The young miner laughed.

"Nearly, Kenuybol? For my part, I think that the mandrake's shriek produced its full effect upon your feeble brains."

"Feeble brains yourself!" said the vexed mountaineer; "just see, Jonas, he jests at mandrake. He laughs like a lunatic playing with a death's-head."

"Hum!" answered Jonas." Let him go to "Vulderhog cave, where the heads of those whom Hans, the foul fiend of Iceland, has murdered, come back every night to dance about his bed of withered leaves, and gnash their teeth to lull him to sleep."

" That's so, said the mountaineer.

" But," rejoined the young man, " did not Mr. Hacket, for whom we are waiting, promise us that Hans of Iceland would take the lead in our rebellion ? "

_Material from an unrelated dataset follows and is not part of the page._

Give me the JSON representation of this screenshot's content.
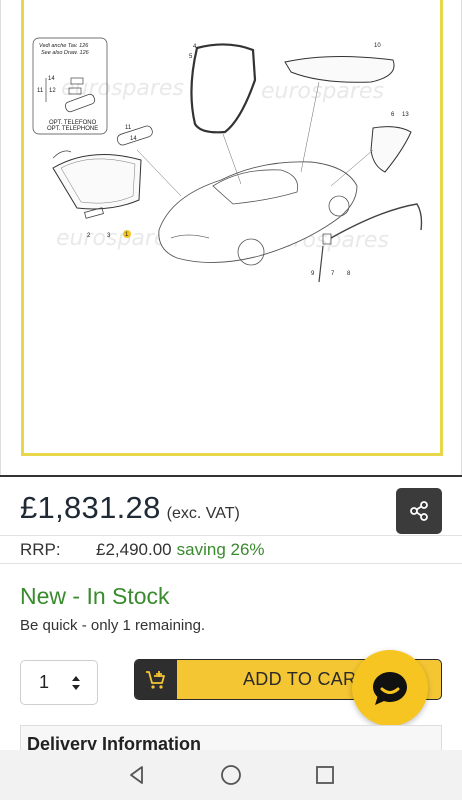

" He did," replied Kennybol;" and with the help of that demon we are sure to conquer the green jackets of Throndhjem and Copenhagen."

"So much the better!" cried the old miner. " But I'm not the man to stand guard beside him at night."

At this moment the rustle of dead leaves beneath the tread of a man drew the attention of the speakers; they turned, and the firelight gleamed on the new-comer's face.

" It is he! it is Mr. Hacket! Welcome, Mr. Hacket; you have kept us waiting. We have been here this three quarters of an hour."

"Mr. Hacket " was a short, fat man, dressed in black, and his jovial countenance wore a forbidding expression.

"Well, friends," said he, "I was delayed by my igno-